### Work item
Nothing in the data below may be left out; return all of it exactly.

Records drawn from a dataset:

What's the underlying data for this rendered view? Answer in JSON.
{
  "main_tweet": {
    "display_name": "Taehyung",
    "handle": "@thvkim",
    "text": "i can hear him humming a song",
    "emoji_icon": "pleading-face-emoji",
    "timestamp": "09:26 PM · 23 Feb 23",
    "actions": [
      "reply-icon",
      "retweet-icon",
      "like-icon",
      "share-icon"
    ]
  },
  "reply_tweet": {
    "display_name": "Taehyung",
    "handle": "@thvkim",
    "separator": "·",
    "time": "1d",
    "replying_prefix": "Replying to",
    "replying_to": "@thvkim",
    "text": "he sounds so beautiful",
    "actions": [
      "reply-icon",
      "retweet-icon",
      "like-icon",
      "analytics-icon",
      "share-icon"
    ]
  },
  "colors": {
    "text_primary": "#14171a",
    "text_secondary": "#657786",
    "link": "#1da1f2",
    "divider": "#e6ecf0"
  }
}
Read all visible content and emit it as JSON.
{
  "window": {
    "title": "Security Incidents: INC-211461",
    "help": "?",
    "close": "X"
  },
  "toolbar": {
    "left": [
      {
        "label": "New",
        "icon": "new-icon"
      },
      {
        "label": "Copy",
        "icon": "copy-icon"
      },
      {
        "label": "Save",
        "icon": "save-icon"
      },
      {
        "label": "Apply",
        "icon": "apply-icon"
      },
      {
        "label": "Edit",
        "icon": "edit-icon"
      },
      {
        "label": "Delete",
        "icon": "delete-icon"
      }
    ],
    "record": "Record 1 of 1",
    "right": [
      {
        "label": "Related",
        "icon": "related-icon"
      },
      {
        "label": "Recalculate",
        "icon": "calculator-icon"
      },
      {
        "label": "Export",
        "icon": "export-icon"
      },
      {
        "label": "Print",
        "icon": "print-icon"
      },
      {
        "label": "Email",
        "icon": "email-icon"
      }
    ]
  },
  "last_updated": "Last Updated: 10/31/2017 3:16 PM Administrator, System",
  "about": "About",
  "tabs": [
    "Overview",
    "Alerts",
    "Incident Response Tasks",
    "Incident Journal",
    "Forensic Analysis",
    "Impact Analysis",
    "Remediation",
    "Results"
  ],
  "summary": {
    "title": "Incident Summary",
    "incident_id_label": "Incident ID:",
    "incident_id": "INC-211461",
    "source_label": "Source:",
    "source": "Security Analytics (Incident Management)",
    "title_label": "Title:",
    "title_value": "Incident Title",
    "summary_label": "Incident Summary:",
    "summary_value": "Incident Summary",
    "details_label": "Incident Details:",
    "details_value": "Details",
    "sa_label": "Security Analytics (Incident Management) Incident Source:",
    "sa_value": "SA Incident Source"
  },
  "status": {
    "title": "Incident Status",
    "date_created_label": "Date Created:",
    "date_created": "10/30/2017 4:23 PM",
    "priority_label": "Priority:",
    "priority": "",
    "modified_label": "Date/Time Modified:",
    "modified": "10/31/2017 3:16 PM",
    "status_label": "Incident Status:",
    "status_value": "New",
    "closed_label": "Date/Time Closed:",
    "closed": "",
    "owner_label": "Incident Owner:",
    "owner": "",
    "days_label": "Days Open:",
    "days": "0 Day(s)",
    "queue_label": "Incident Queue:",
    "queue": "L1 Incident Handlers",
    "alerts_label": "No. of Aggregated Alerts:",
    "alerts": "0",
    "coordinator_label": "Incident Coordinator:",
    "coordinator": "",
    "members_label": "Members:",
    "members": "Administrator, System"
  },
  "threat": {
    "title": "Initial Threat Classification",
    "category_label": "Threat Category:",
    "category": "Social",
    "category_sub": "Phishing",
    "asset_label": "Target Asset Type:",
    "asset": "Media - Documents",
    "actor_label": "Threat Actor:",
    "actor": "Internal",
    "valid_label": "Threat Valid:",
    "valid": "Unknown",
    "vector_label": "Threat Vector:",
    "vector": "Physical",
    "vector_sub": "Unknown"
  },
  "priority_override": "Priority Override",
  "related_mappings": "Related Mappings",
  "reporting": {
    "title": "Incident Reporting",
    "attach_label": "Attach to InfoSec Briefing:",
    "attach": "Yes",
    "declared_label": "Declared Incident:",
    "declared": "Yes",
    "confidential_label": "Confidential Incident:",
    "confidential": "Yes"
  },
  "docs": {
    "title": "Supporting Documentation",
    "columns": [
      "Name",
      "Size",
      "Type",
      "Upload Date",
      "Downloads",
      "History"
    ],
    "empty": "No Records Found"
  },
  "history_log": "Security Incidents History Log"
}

### Task answer
What's the underlying data for this rendered view? Answer in JSON.
{
  "main_tweet": {
    "display_name": "Taehyung",
    "handle": "@thvkim",
    "text": "i can hear him humming a song",
    "emoji_icon": "pleading-face-emoji",
    "timestamp": "09:26 PM · 23 Feb 23",
    "actions": [
      "reply-icon",
      "retweet-icon",
      "like-icon",
      "share-icon"
    ]
  },
  "reply_tweet": {
    "display_name": "Taehyung",
    "handle": "@thvkim",
    "separator": "·",
    "time": "1d",
    "replying_prefix": "Replying to",
    "replying_to": "@thvkim",
    "text": "he sounds so beautiful",
    "actions": [
      "reply-icon",
      "retweet-icon",
      "like-icon",
      "analytics-icon",
      "share-icon"
    ]
  },
  "colors": {
    "text_primary": "#14171a",
    "text_secondary": "#657786",
    "link": "#1da1f2",
    "divider": "#e6ecf0"
  }
}
Read all visible content and emit it as JSON.
{
  "window": {
    "title": "Security Incidents: INC-211461",
    "help": "?",
    "close": "X"
  },
  "toolbar": {
    "left": [
      {
        "label": "New",
        "icon": "new-icon"
      },
      {
        "label": "Copy",
        "icon": "copy-icon"
      },
      {
        "label": "Save",
        "icon": "save-icon"
      },
      {
        "label": "Apply",
        "icon": "apply-icon"
      },
      {
        "label": "Edit",
        "icon": "edit-icon"
      },
      {
        "label": "Delete",
        "icon": "delete-icon"
      }
    ],
    "record": "Record 1 of 1",
    "right": [
      {
        "label": "Related",
        "icon": "related-icon"
      },
      {
        "label": "Recalculate",
        "icon": "calculator-icon"
      },
      {
        "label": "Export",
        "icon": "export-icon"
      },
      {
        "label": "Print",
        "icon": "print-icon"
      },
      {
        "label": "Email",
        "icon": "email-icon"
      }
    ]
  },
  "last_updated": "Last Updated: 10/31/2017 3:16 PM Administrator, System",
  "about": "About",
  "tabs": [
    "Overview",
    "Alerts",
    "Incident Response Tasks",
    "Incident Journal",
    "Forensic Analysis",
    "Impact Analysis",
    "Remediation",
    "Results"
  ],
  "summary": {
    "title": "Incident Summary",
    "incident_id_label": "Incident ID:",
    "incident_id": "INC-211461",
    "source_label": "Source:",
    "source": "Security Analytics (Incident Management)",
    "title_label": "Title:",
    "title_value": "Incident Title",
    "summary_label": "Incident Summary:",
    "summary_value": "Incident Summary",
    "details_label": "Incident Details:",
    "details_value": "Details",
    "sa_label": "Security Analytics (Incident Management) Incident Source:",
    "sa_value": "SA Incident Source"
  },
  "status": {
    "title": "Incident Status",
    "date_created_label": "Date Created:",
    "date_created": "10/30/2017 4:23 PM",
    "priority_label": "Priority:",
    "priority": "",
    "modified_label": "Date/Time Modified:",
    "modified": "10/31/2017 3:16 PM",
    "status_label": "Incident Status:",
    "status_value": "New",
    "closed_label": "Date/Time Closed:",
    "closed": "",
    "owner_label": "Incident Owner:",
    "owner": "",
    "days_label": "Days Open:",
    "days": "0 Day(s)",
    "queue_label": "Incident Queue:",
    "queue": "L1 Incident Handlers",
    "alerts_label": "No. of Aggregated Alerts:",
    "alerts": "0",
    "coordinator_label": "Incident Coordinator:",
    "coordinator": "",
    "members_label": "Members:",
    "members": "Administrator, System"
  },
  "threat": {
    "title": "Initial Threat Classification",
    "category_label": "Threat Category:",
    "category": "Social",
    "category_sub": "Phishing",
    "asset_label": "Target Asset Type:",
    "asset": "Media - Documents",
    "actor_label": "Threat Actor:",
    "actor": "Internal",
    "valid_label": "Threat Valid:",
    "valid": "Unknown",
    "vector_label": "Threat Vector:",
    "vector": "Physical",
    "vector_sub": "Unknown"
  },
  "priority_override": "Priority Override",
  "related_mappings": "Related Mappings",
  "reporting": {
    "title": "Incident Reporting",
    "attach_label": "Attach to InfoSec Briefing:",
    "attach": "Yes",
    "declared_label": "Declared Incident:",
    "declared": "Yes",
    "confidential_label": "Confidential Incident:",
    "confidential": "Yes"
  },
  "docs": {
    "title": "Supporting Documentation",
    "columns": [
      "Name",
      "Size",
      "Type",
      "Upload Date",
      "Downloads",
      "History"
    ],
    "empty": "No Records Found"
  },
  "history_log": "Security Incidents History Log"
}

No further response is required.